Blockchain can record data for price, location and quality up and down the supply chain. Photo: iStockphoto
Everyone’s talking about blockchain. The shared database technology has been hailed as the next big thing, with many staking their reputations and personal fortunes on it. Claims have been made about its ability to help end poverty, fight crime and save lives, and even halt or reverse climate change.
Here in India, whilst cryptocurrencies have proliferated and dominated headlines, they recently hit a brick wall, as the 2018 Union budget categorically rejected them as legal tender. Yet, in the same speech, Union finance minister Arun Jaitley signalled strong support for other applications of blockchain. The technology also received rare endorsement from Prime Minister Narendra Modi in February.
The message seems clear: Cryptocurrencies are out, but blockchain is crucial for the future. Three key applications stand out.
The first is increasing trust and transparency in supply chains. The lack of visibility in supply chains has led to myriad issues, such as environmental damage, worker exploitation, staggering waste and product fraud. Customers and governments today demand more transparency from businesses, and blockchain can enable this, by recording data for price, location, quality and more, up and down the supply chain.
Enormous efficiency gains are possible: Akshaya Patra, which runs the world’s largest school lunch programme, is able to provide a million more meals per year after using blockchain to improve its service provision. Better tracking of complex supply chains can stimulate more sustainable and ethical practices. Being able to provide proof of origin and responsible management can lead to premiums, and the identification of shared challenges that need to be tackled collaboratively.
But there are concerns about the greater administrative burden and exploitation risk for smallholders. As businesses look to clean up supply chains, they need to collaborate to set up a governance model that guarantees protection and equity for all.
Second, blockchain can help to create a peer-to-peer sharing economy. Imagine an Uber-type service without Uber actually being involved. Could it mean more equitable pay or greater safety for riders if we’re all accountable to everyone? Implementing blockchain technology in the burgeoning shared economy, through elements like smart contracts, public digital identities and digital currency payments, could reduce the need for central regulation. This could fast-forward the creation of a more resilient, equitable peer-to-peer economy, in which middlemen and time lags have been expunged.
For example, Digital Asset Holdings is banking on blockchain to reduce the life cycle of a stock trade down to zero. This could save banks billions a year in costs, reduce the risk of fraud, and cut out the need for traders.
More decentralized, self-organizing networks could redistribute economic power, regulate excessive wealth accumulation and provide greater, trustworthy choice. But the change could be disruptive, as middlemen organizations are cut out of transactions. Governments will have to play a role in easing the transition.

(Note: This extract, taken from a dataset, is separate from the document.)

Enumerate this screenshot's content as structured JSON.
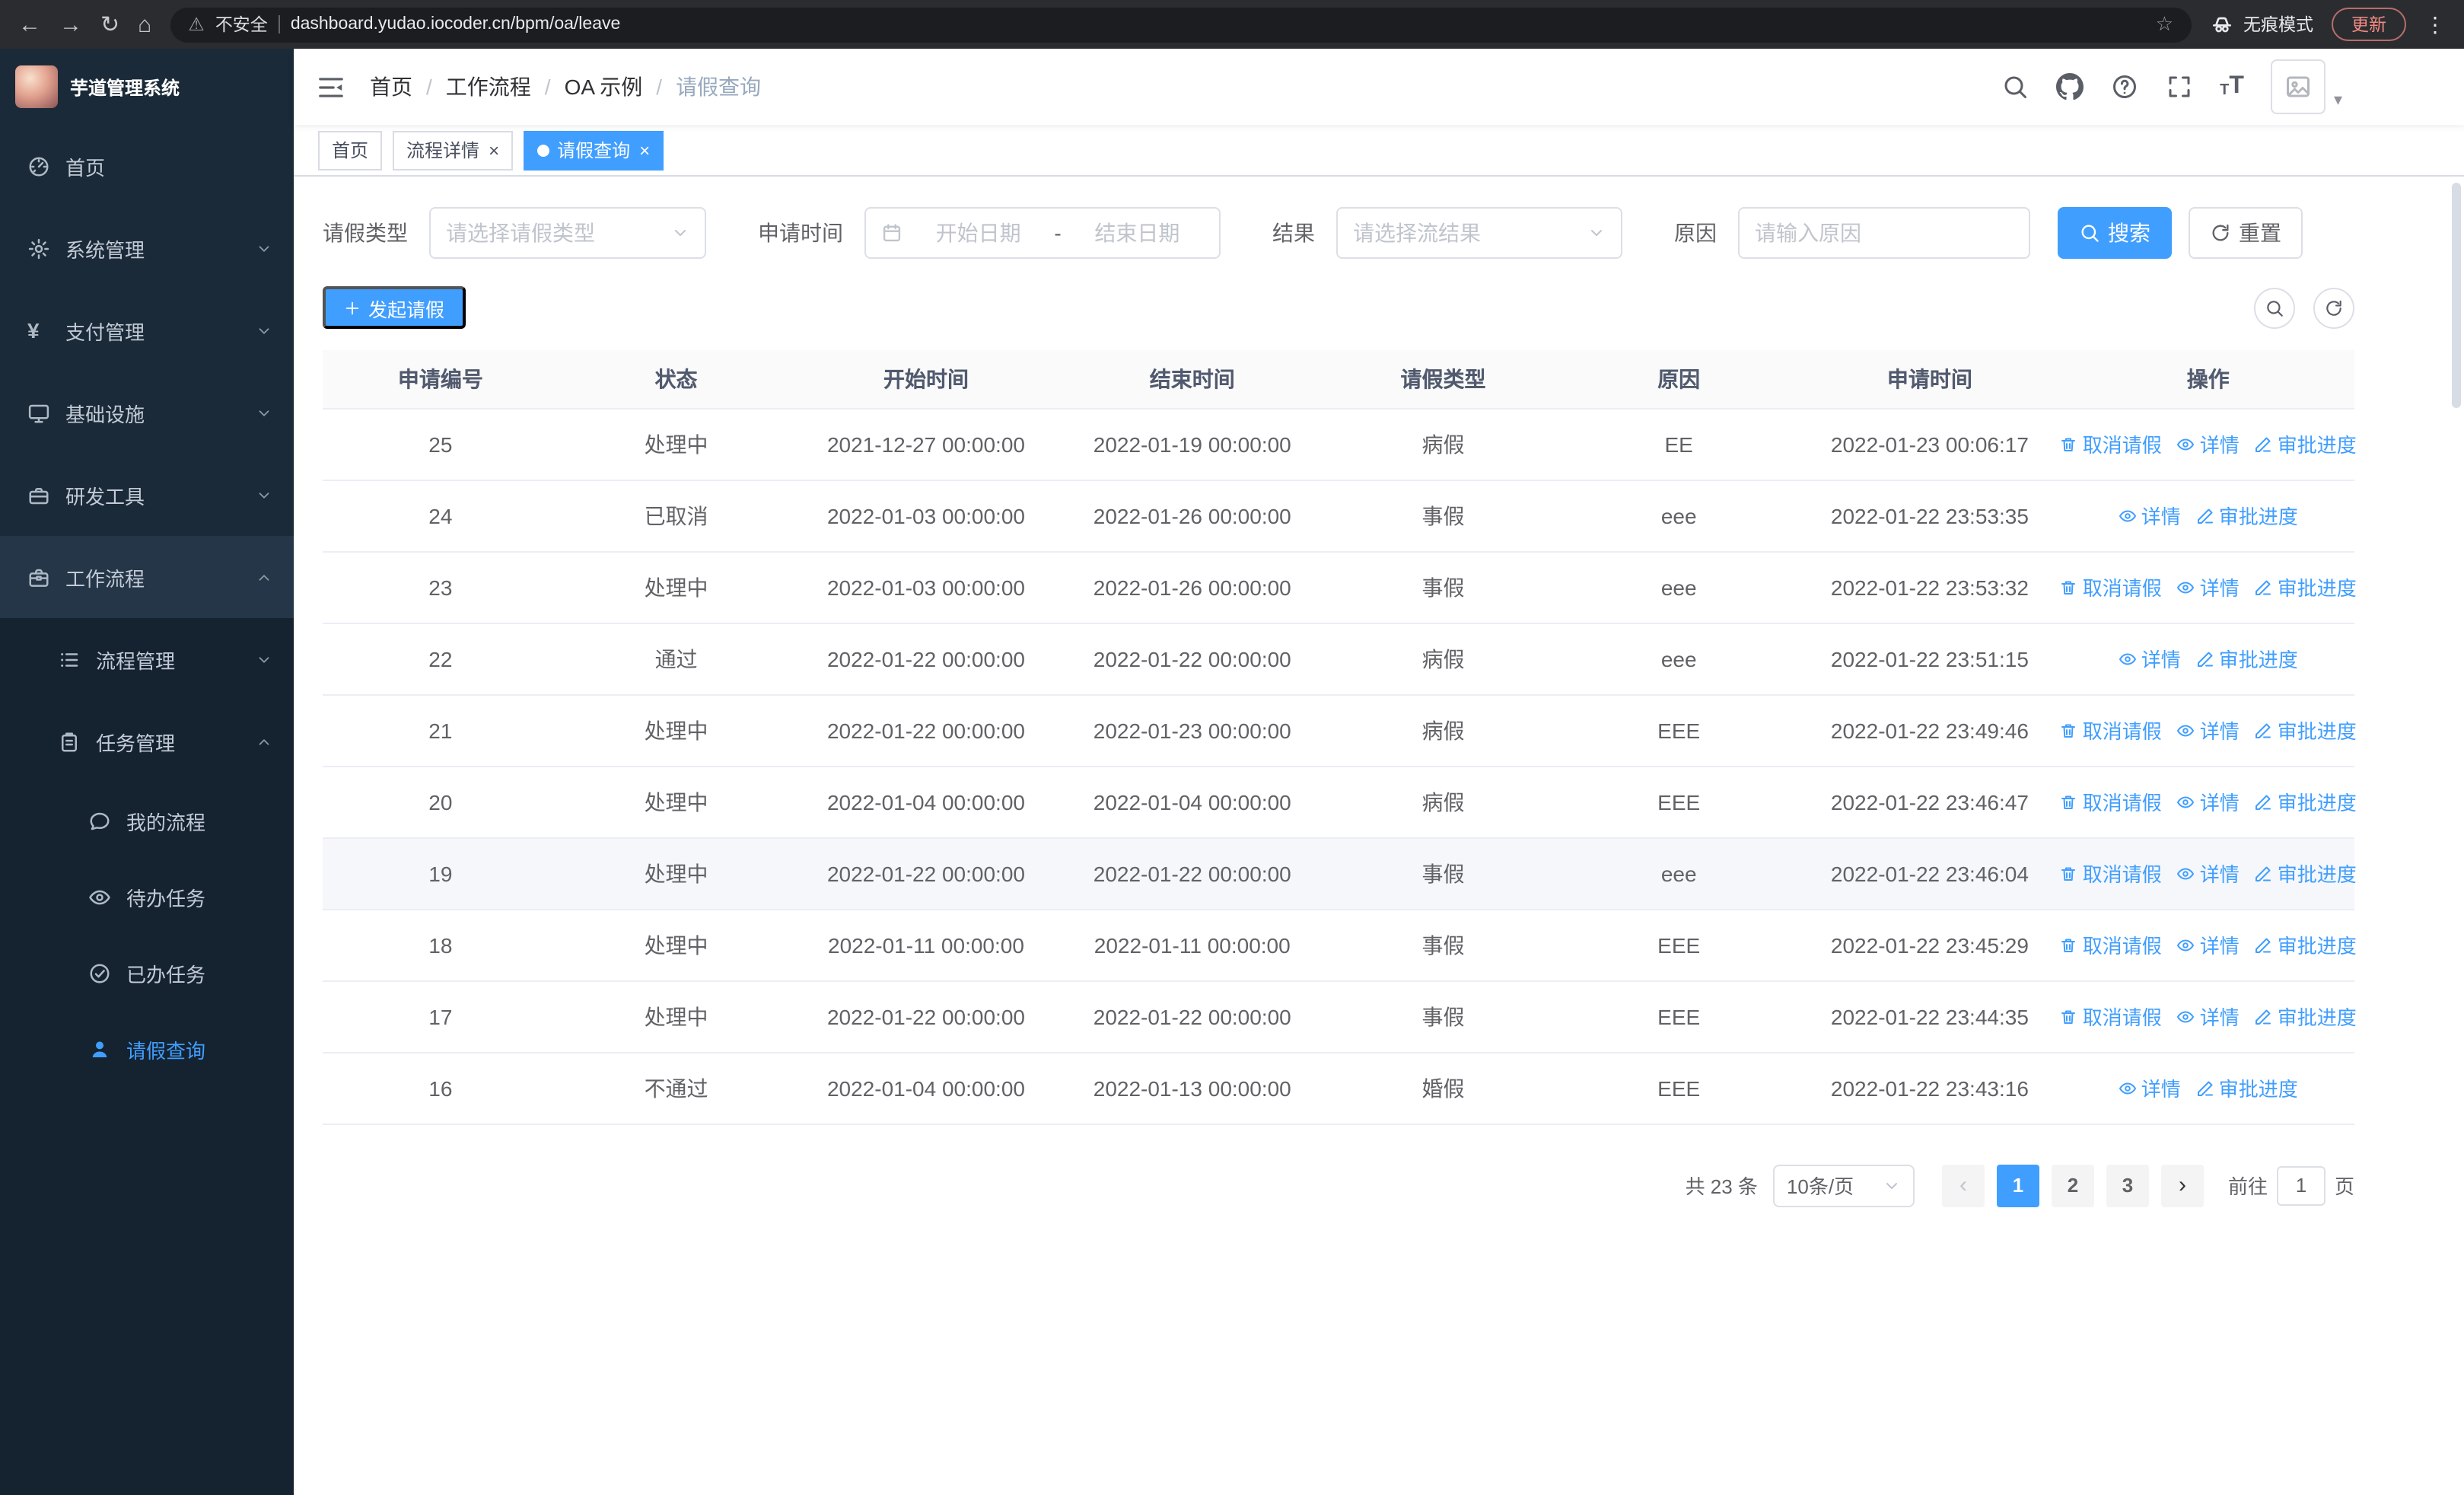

Third, blockchain could play a role in governance, self-organization and decentralized collaboration. As blockchain removes the need for central human agency, it could reduce political intermediation and the potential for corruption, inconsistency or human error. This is an attractive concept for governance, promising more efficient management and service provision.
Start-ups such as Democracy Earth Foundation are promising open-source, decentralized governance protocols for any organization. Meanwhile, Andhra Pradesh has become the first state in India to adopt blockchain for governance. It’s not hard to imagine the positive impact it could have on land and construction disputes, accountability and bureaucratic process.
Critically, it could help reshape the dialogue between civil society, business and government. It will build trust as actions are recorded and proven, not just at home but also in international commitments such as the Paris Agreement on climate change.
There are challenges however. Blockchain contravenes the European Union’s “right to be forgotten”, which requires true expunging of records. Wrongly recorded data remains unchangeable, with permanent signs of editing even if corrected. Given the number of mistakes on my electricity, phone and Aadhaar records, this could either stimulate better data entry or require constant large-scale administrative corrections.
There’s no doubt that blockchain has disruptive potential. But the technology is still in a gestational stage, and largely remains unproven. Some big barriers to scale remain.
Various infrastructure options are currently fighting for market dominance, and it’s difficult to predict what applications and solutions we will see in the next two-three years. There are many implementation challenges: voracious consumption of storage, electricity and bandwidth; and difficulty in widespread adoption due to its complexity. It is also evolving so quickly that creating a governance system that covers all permutations and required protections is a hard task.
But the advantages of blockchain, if managed responsibly, are worth striving for. It’s time for us to actively nurture blockchain’s advantages and mitigate its implications.
Anna Warrington is director of India at Forum for the Future.